Kelly Schweitzer toasts a newcomer to Nova Scotia’s wine scene
Thanksgiving weekend saw the grand opening of Avondale Sky Winery, Nova Scotia’s newest winery. Visitors to the Newport Landing facility had the opportunity to feast on a pig roast, tour the winery, and speak with winemaker Ben Swetnam, who had experience in Germany and other Nova Scotian wineries before moving to Avondale. Avondale’s 15 wines were available for guests to taste, including their Tidal Bay, which recently won a gold medal at the 2011 Atlantic Canadian Wine Awards.
“It’s been a long road to get to this day,” says Lorraine Vassalo, co-owner of the winery. “But we’re now thrilled to offer our wines to the public — they are the culmination of much hard work and passion.”
While the winery itself may be new, it’s made up of old parts. Surrounded by rolling hills and the St. Croix and Avon Rivers, Avondale Sky is home to one of the oldest vineyards in the province. The buildings that make up the facility were purchased from offsite locations by owners Stewart Creaser and Lorraine Vassalo and reconstructed for use at the winery. An old barn from 10 kilometres away had been salvaged as the main building, but what was perhaps the most celebrated part of the grand opening was the unveiling of the transplanted former St. Matthews Church. The church was transported 42 kilometres, mostly by ferry, from its original location in Walton, Nova Scotia to Avondale Sky Winery, where it became the estate’s tasting and retail area.

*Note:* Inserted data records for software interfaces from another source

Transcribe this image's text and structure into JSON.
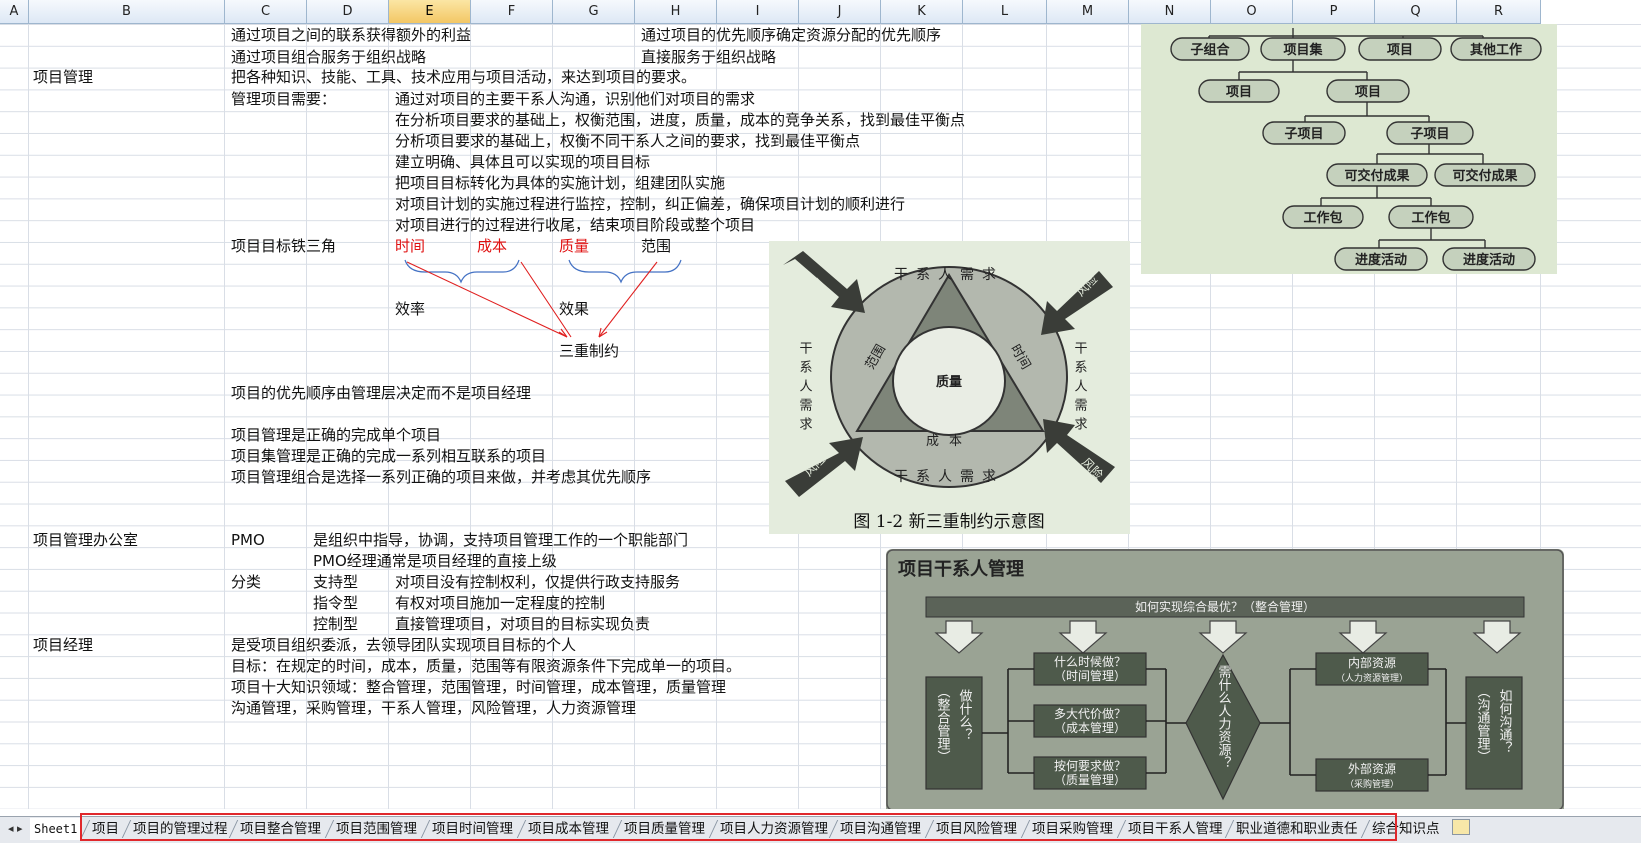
{
  "columns": [
    "A",
    "B",
    "C",
    "D",
    "E",
    "F",
    "G",
    "H",
    "I",
    "J",
    "K",
    "L",
    "M",
    "N",
    "O",
    "P",
    "Q",
    "R"
  ],
  "active_column": "E",
  "cells": {
    "r1c": "通过项目之间的联系获得额外的利益",
    "r1h": "通过项目的优先顺序确定资源分配的优先顺序",
    "r2c": "通过项目组合服务于组织战略",
    "r2h": "直接服务于组织战略",
    "r3b": "项目管理",
    "r3c": "把各种知识、技能、工具、技术应用与项目活动，来达到项目的要求。",
    "r4c": "管理项目需要：",
    "r4e": "通过对项目的主要干系人沟通，识别他们对项目的需求",
    "r5e": "在分析项目要求的基础上，权衡范围，进度，质量，成本的竞争关系，找到最佳平衡点",
    "r6e": "分析项目要求的基础上，权衡不同干系人之间的要求，找到最佳平衡点",
    "r7e": "建立明确、具体且可以实现的项目目标",
    "r8e": "把项目目标转化为具体的实施计划，组建团队实施",
    "r9e": "对项目计划的实施过程进行监控，控制，纠正偏差，确保项目计划的顺利进行",
    "r10e": "对项目进行的过程进行收尾，结束项目阶段或整个项目",
    "r11c": "项目目标铁三角",
    "r11e": "时间",
    "r11f": "成本",
    "r11g": "质量",
    "r11h": "范围",
    "r13e": "效率",
    "r13g": "效果",
    "r15g": "三重制约",
    "r17c": "项目的优先顺序由管理层决定而不是项目经理",
    "r19c": "项目管理是正确的完成单个项目",
    "r20c": "项目集管理是正确的完成一系列相互联系的项目",
    "r21c": "项目管理组合是选择一系列正确的项目来做，并考虑其优先顺序",
    "r24b": "项目管理办公室",
    "r24c": "PMO",
    "r24d": "是组织中指导，协调，支持项目管理工作的一个职能部门",
    "r25d": "PMO经理通常是项目经理的直接上级",
    "r26c": "分类",
    "r26d": "支持型",
    "r26e": "对项目没有控制权利，仅提供行政支持服务",
    "r27d": "指令型",
    "r27e": "有权对项目施加一定程度的控制",
    "r28d": "控制型",
    "r28e": "直接管理项目，对项目的目标实现负责",
    "r29b": "项目经理",
    "r29c": "是受项目组织委派，去领导团队实现项目目标的个人",
    "r30c": "目标：在规定的时间，成本，质量，范围等有限资源条件下完成单一的项目。",
    "r31c": "项目十大知识领域：整合管理，范围管理，时间管理，成本管理，质量管理",
    "r32c": "沟通管理，采购管理，干系人管理，风险管理，人力资源管理"
  },
  "hierarchy_image": {
    "row1": [
      "子组合",
      "项目集",
      "项目",
      "其他工作"
    ],
    "row2": [
      "项目",
      "项目"
    ],
    "row3": [
      "子项目",
      "子项目"
    ],
    "row4": [
      "可交付成果",
      "可交付成果"
    ],
    "row5": [
      "工作包",
      "工作包"
    ],
    "row6": [
      "进度活动",
      "进度活动"
    ]
  },
  "constraint_image": {
    "caption": "图 1-2 新三重制约示意图",
    "center": "质量",
    "left_side": "范围",
    "right_side": "时间",
    "bottom_side": "成本",
    "stakeholder_top": "干系人需求",
    "stakeholder_bottom": "干系人需求",
    "stakeholder_left": "干系人需求",
    "stakeholder_right": "干系人需求",
    "risk": "风险"
  },
  "stakeholder_image": {
    "title": "项目干系人管理",
    "banner": "如何实现综合最优？（整合管理）",
    "left_box": "（整合管理）",
    "left_q": "做什么？",
    "q1": "什么时候做？",
    "q1_sub": "（时间管理）",
    "q2": "多大代价做？",
    "q2_sub": "（成本管理）",
    "q3": "按何要求做？",
    "q3_sub": "（质量管理）",
    "diamond": "需什么人力资源？",
    "internal": "内部资源",
    "internal_sub": "（人力资源管理）",
    "external": "外部资源",
    "external_sub": "（采购管理）",
    "right_q": "如何沟通？",
    "right_box": "（沟通管理）"
  },
  "tabs": {
    "nav": "◂ ▸",
    "items": [
      "Sheet1",
      "项目",
      "项目的管理过程",
      "项目整合管理",
      "项目范围管理",
      "项目时间管理",
      "项目成本管理",
      "项目质量管理",
      "项目人力资源管理",
      "项目沟通管理",
      "项目风险管理",
      "项目采购管理",
      "项目干系人管理",
      "职业道德和职业责任",
      "综合知识点"
    ]
  }
}
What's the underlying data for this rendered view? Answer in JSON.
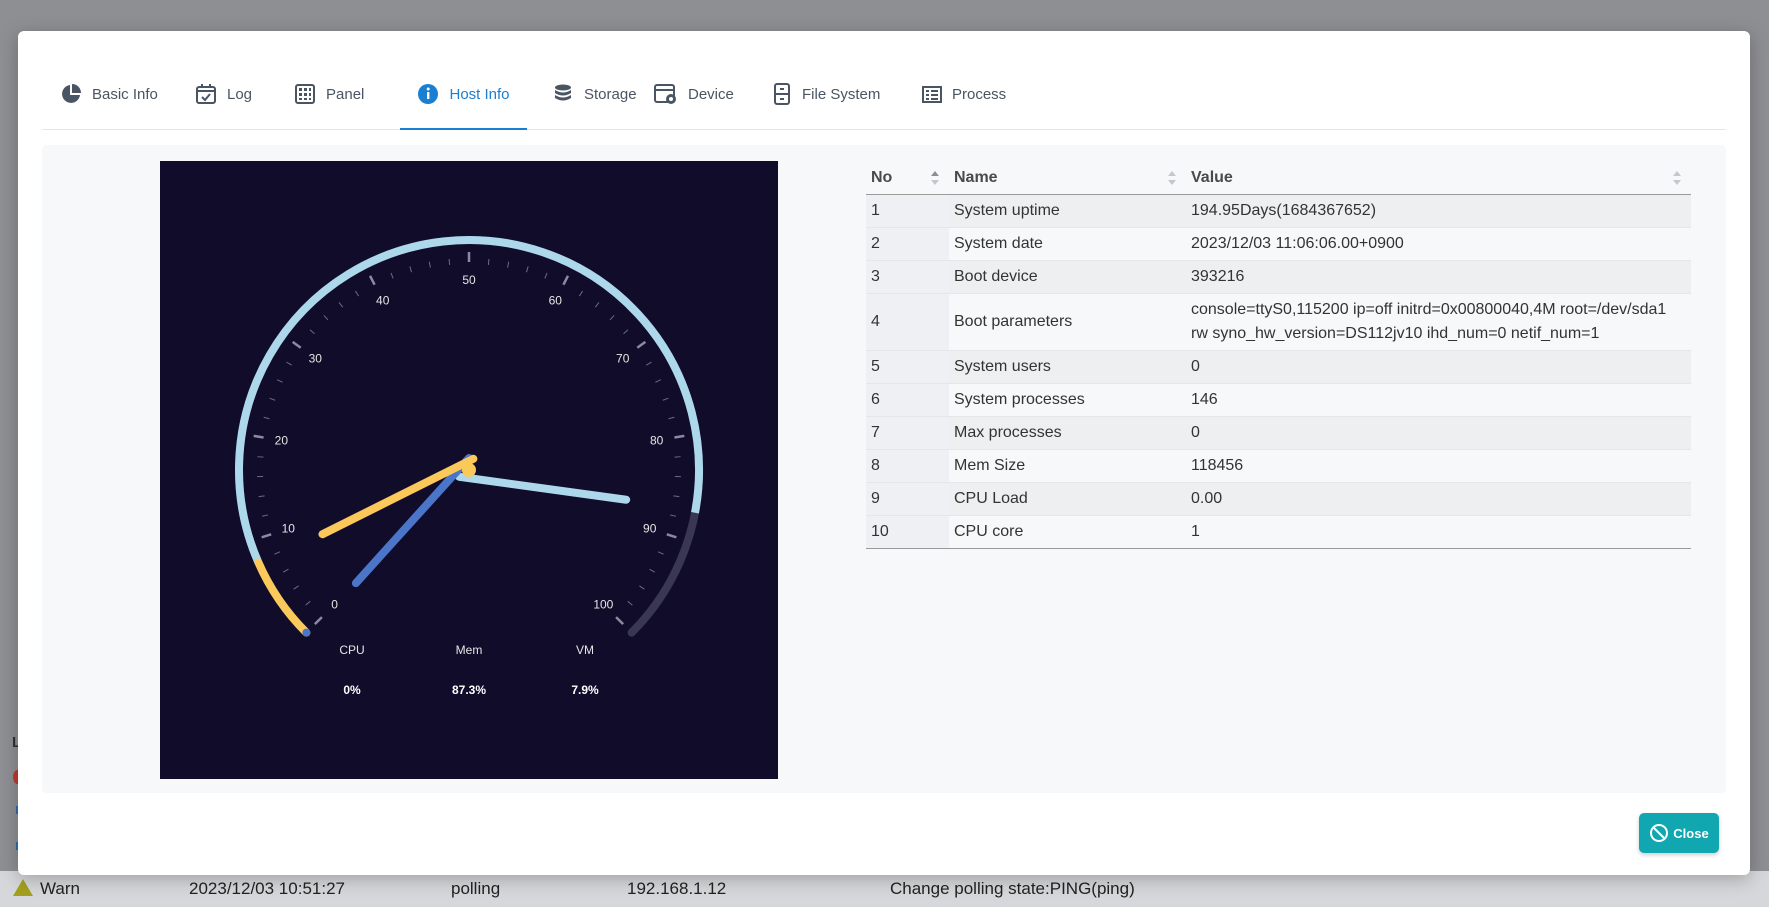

“Beside the wine, the building has definitely become the focal point of the winery,” says Vassalo. “So many people know its history, followed its journey and are excited that it remains an important part of this community. We’re delighted to share it with everyone.”